• **Brief**
Please state how many lines in the records below contain the word "description"; the number alone is the answer.

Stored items
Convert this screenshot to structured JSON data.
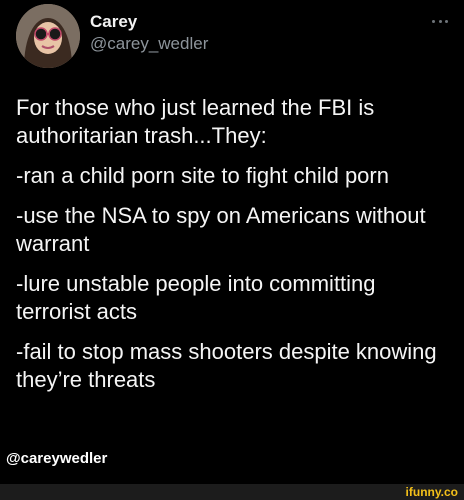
{
  "header": {
    "display_name": "Carey",
    "handle": "@carey_wedler",
    "more_icon": "more-horizontal-icon"
  },
  "tweet": {
    "lines": [
      "For those who just learned the FBI is authoritarian trash...They:",
      "-ran a child porn site to fight child porn",
      "-use the NSA to spy on Americans without warrant",
      "-lure unstable people into committing terrorist acts",
      "-fail to stop mass shooters despite knowing they’re threats"
    ]
  },
  "footer": {
    "handle": "@careywedler",
    "watermark": "ifunny.co"
  },
  "colors": {
    "background": "#000000",
    "handle_gray": "#8d949b",
    "watermark_yellow": "#f3c01a"
  }
}
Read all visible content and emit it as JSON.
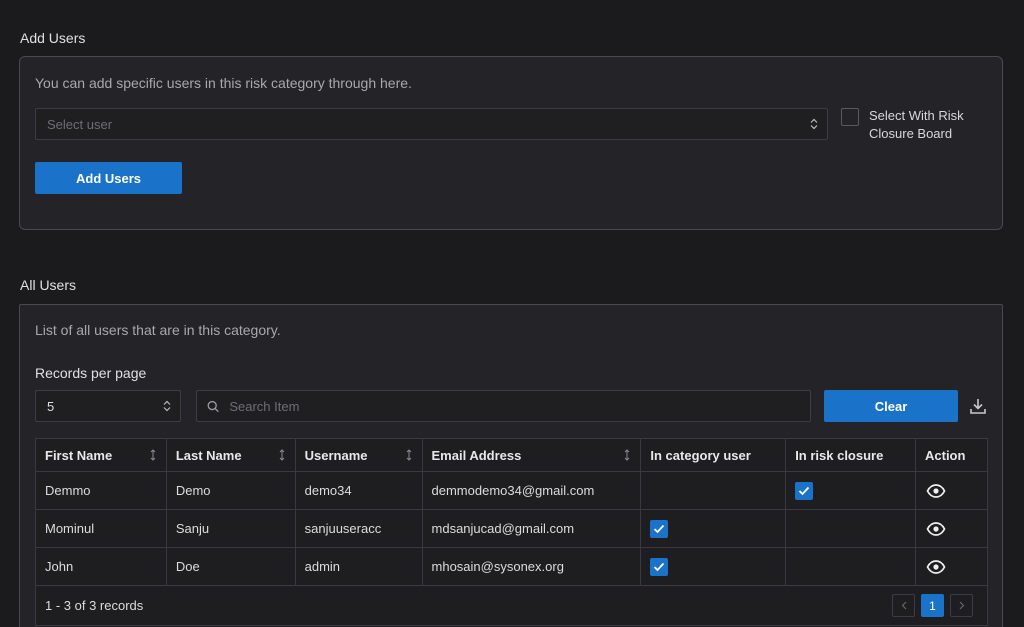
{
  "add_users": {
    "title": "Add Users",
    "description": "You can add specific users in this risk category through here.",
    "select_placeholder": "Select user",
    "checkbox_label_line1": "Select With Risk",
    "checkbox_label_line2": "Closure Board",
    "add_button": "Add Users"
  },
  "all_users": {
    "title": "All Users",
    "description": "List of all users that are in this category.",
    "records_per_page_label": "Records per page",
    "records_per_page_value": "5",
    "search_placeholder": "Search Item",
    "clear_button": "Clear",
    "columns": [
      "First Name",
      "Last Name",
      "Username",
      "Email Address",
      "In category user",
      "In risk closure",
      "Action"
    ],
    "rows": [
      {
        "first": "Demmo",
        "last": "Demo",
        "username": "demo34",
        "email": "demmodemo34@gmail.com",
        "in_category": false,
        "in_risk_closure": true
      },
      {
        "first": "Mominul",
        "last": "Sanju",
        "username": "sanjuuseracc",
        "email": "mdsanjucad@gmail.com",
        "in_category": true,
        "in_risk_closure": false
      },
      {
        "first": "John",
        "last": "Doe",
        "username": "admin",
        "email": "mhosain@sysonex.org",
        "in_category": true,
        "in_risk_closure": false
      }
    ],
    "records_summary": "1 - 3 of 3 records",
    "current_page": "1"
  },
  "colors": {
    "accent": "#1a73c9",
    "background": "#1b1b1d",
    "card": "#242428"
  }
}
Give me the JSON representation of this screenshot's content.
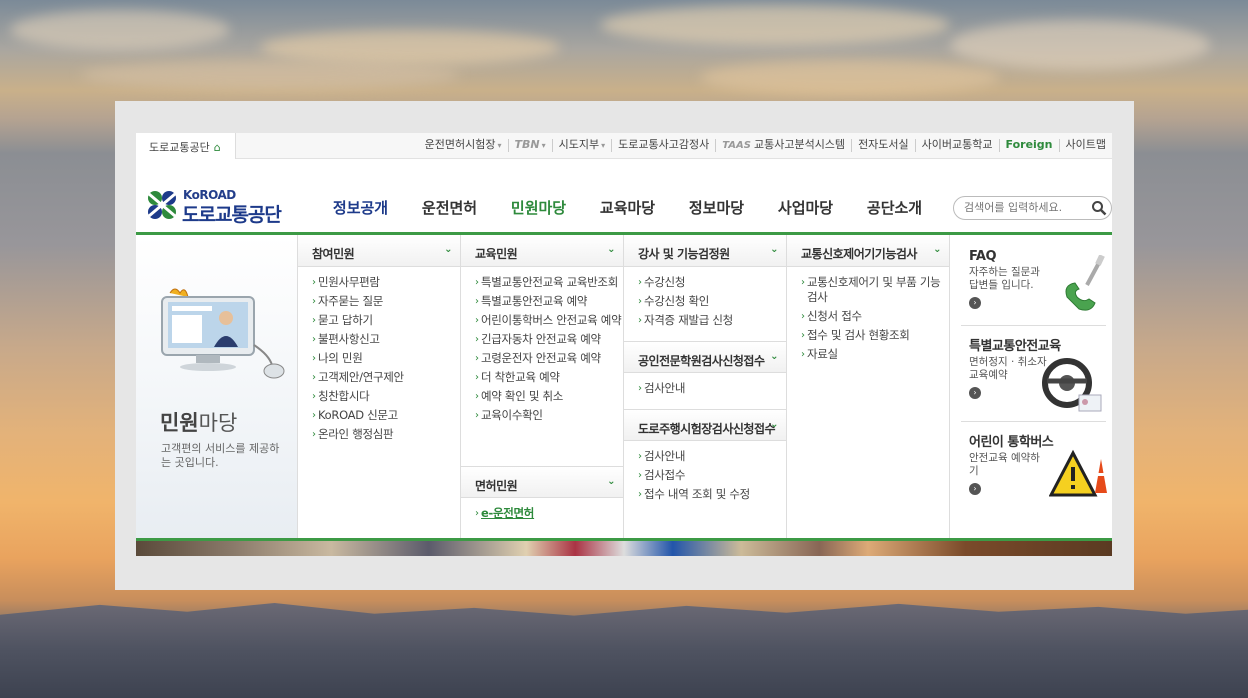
{
  "topbar": {
    "home_label": "도로교통공단",
    "links": [
      {
        "label": "운전면허시험장",
        "dropdown": true
      },
      {
        "label": "TBN",
        "dropdown": true
      },
      {
        "label": "시도지부",
        "dropdown": true
      },
      {
        "label": "도로교통사고감정사",
        "dropdown": false
      },
      {
        "prefix": "TAAS",
        "label": "교통사고분석시스템",
        "dropdown": false
      },
      {
        "label": "전자도서실",
        "dropdown": false
      },
      {
        "label": "사이버교통학교",
        "dropdown": false
      },
      {
        "label": "Foreign",
        "dropdown": false
      },
      {
        "label": "사이트맵",
        "dropdown": false
      }
    ]
  },
  "logo": {
    "en": "KoROAD",
    "kr": "도로교통공단"
  },
  "gnb": [
    "정보공개",
    "운전면허",
    "민원마당",
    "교육마당",
    "정보마당",
    "사업마당",
    "공단소개"
  ],
  "search": {
    "placeholder": "검색어를 입력하세요."
  },
  "intro": {
    "title_bold": "민원",
    "title_light": "마당",
    "desc": "고객편의 서비스를 제공하는 곳입니다."
  },
  "columns": [
    {
      "head": "참여민원",
      "items": [
        "민원사무편람",
        "자주묻는 질문",
        "묻고 답하기",
        "불편사항신고",
        "나의 민원",
        "고객제안/연구제안",
        "칭찬합시다",
        "KoROAD 신문고",
        "온라인 행정심판"
      ]
    },
    {
      "head": "교육민원",
      "items": [
        "특별교통안전교육 교육반조회",
        "특별교통안전교육 예약",
        "어린이통학버스 안전교육 예약",
        "긴급자동차 안전교육 예약",
        "고령운전자 안전교육 예약",
        "더 착한교육 예약",
        "예약 확인 및 취소",
        "교육이수확인"
      ],
      "sub": {
        "head": "면허민원",
        "items": [
          "e-운전면허"
        ]
      }
    },
    {
      "head": "강사 및 기능검정원",
      "items": [
        "수강신청",
        "수강신청 확인",
        "자격증 재발급 신청"
      ],
      "subs": [
        {
          "head": "공인전문학원검사신청접수",
          "items": [
            "검사안내"
          ]
        },
        {
          "head": "도로주행시험장검사신청접수",
          "items": [
            "검사안내",
            "검사접수",
            "접수 내역 조회 및 수정"
          ]
        }
      ]
    },
    {
      "head": "교통신호제어기기능검사",
      "items": [
        "교통신호제어기 및 부품 기능검사",
        "신청서 접수",
        "접수 및 검사 현황조회",
        "자료실"
      ]
    }
  ],
  "promos": [
    {
      "title": "FAQ",
      "desc": "자주하는 질문과 답변들 입니다."
    },
    {
      "title": "특별교통안전교육",
      "desc": "면허정지 · 취소자 교육예약"
    },
    {
      "title": "어린이 통학버스",
      "desc": "안전교육 예약하기"
    }
  ],
  "colors": {
    "brand_green": "#3c9a45",
    "brand_navy": "#1d3a8a"
  }
}
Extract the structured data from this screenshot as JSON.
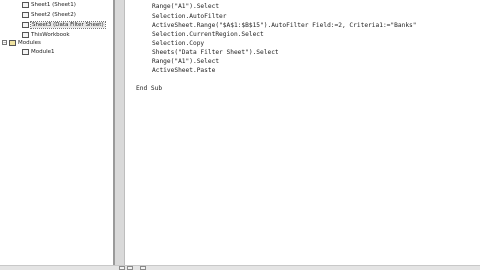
{
  "project_tree": {
    "items": [
      {
        "label": "Sheet1 (Sheet1)"
      },
      {
        "label": "Sheet2 (Sheet2)"
      },
      {
        "label": "Sheet3 (Data Filter Sheet)"
      },
      {
        "label": "ThisWorkbook"
      },
      {
        "label": "Modules"
      },
      {
        "label": "Module1"
      }
    ],
    "modules_toggle": "−"
  },
  "code": {
    "lines": [
      "Range(\"A1\").Select",
      "Selection.AutoFilter",
      "ActiveSheet.Range(\"$A$1:$B$15\").AutoFilter Field:=2, Criteria1:=\"Banks\"",
      "Selection.CurrentRegion.Select",
      "Selection.Copy",
      "Sheets(\"Data Filter Sheet\").Select",
      "Range(\"A1\").Select",
      "ActiveSheet.Paste",
      "End Sub"
    ]
  }
}
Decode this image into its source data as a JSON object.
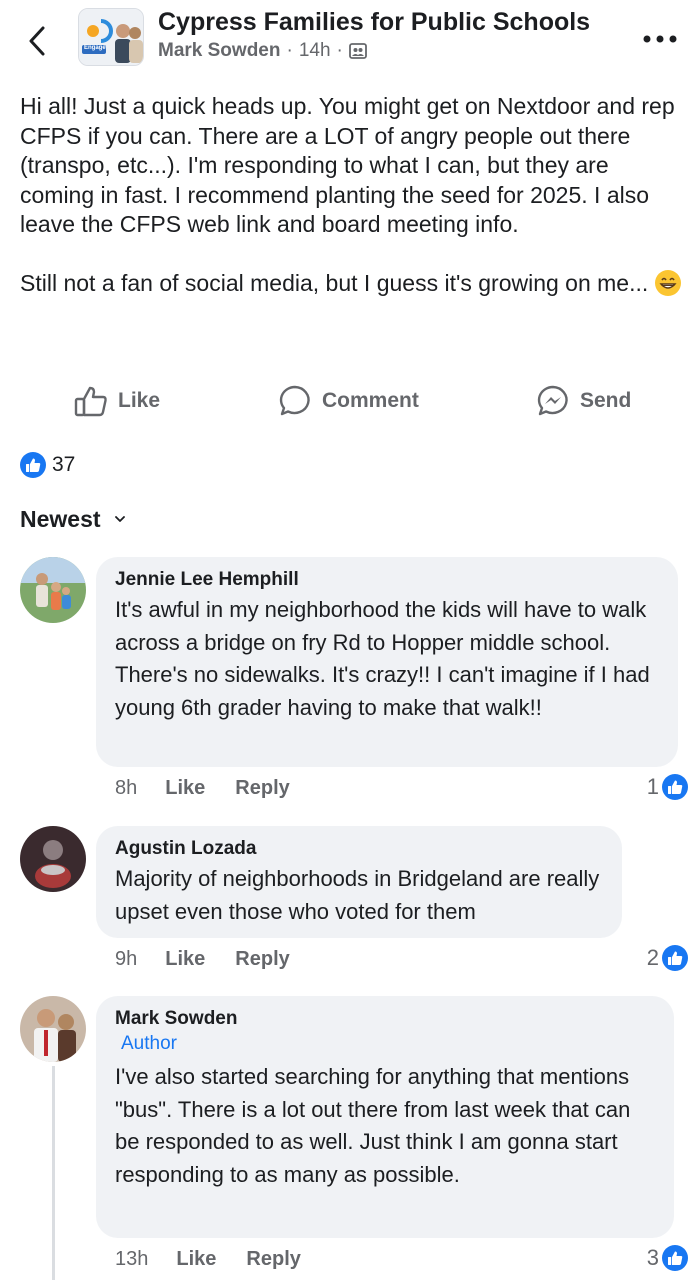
{
  "header": {
    "group_name": "Cypress Families for Public Schools",
    "author": "Mark Sowden",
    "time": "14h",
    "separator": "·",
    "avatar_caption": "Engage"
  },
  "post": {
    "paragraph1": "Hi all! Just a quick heads up. You might get on Nextdoor and rep CFPS if you can. There are a LOT of angry people out there (transpo, etc...). I'm responding to what I can, but they are coming in fast. I recommend planting the seed for 2025. I also leave the CFPS web link and board meeting info.",
    "paragraph2": "Still not a fan of social media, but I guess it's growing on me...",
    "emoji": "grinning-face"
  },
  "actions": {
    "like": "Like",
    "comment": "Comment",
    "send": "Send"
  },
  "reactions": {
    "count": "37"
  },
  "sort": {
    "label": "Newest"
  },
  "comments": [
    {
      "name": "Jennie Lee Hemphill",
      "badge": "",
      "text": "It's awful in my neighborhood the kids will have to walk across a bridge on fry Rd to Hopper middle school. There's no sidewalks. It's crazy!! I can't imagine if I had young 6th grader having to make that walk!!",
      "time": "8h",
      "like": "Like",
      "reply": "Reply",
      "reactions": "1"
    },
    {
      "name": "Agustin Lozada",
      "badge": "",
      "text": "Majority of neighborhoods in Bridgeland are really upset even those who voted for them",
      "time": "9h",
      "like": "Like",
      "reply": "Reply",
      "reactions": "2"
    },
    {
      "name": "Mark Sowden",
      "badge": "Author",
      "text": "I've also started searching for anything that mentions \"bus\". There is a lot out there from last week that can be responded to as well. Just think I am gonna start responding to as many as possible.",
      "time": "13h",
      "like": "Like",
      "reply": "Reply",
      "reactions": "3"
    }
  ],
  "colors": {
    "accent": "#1877f2",
    "text": "#1c1e21",
    "secondary": "#65676b",
    "bubble": "#f0f2f5"
  }
}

• **Exercise solution**
2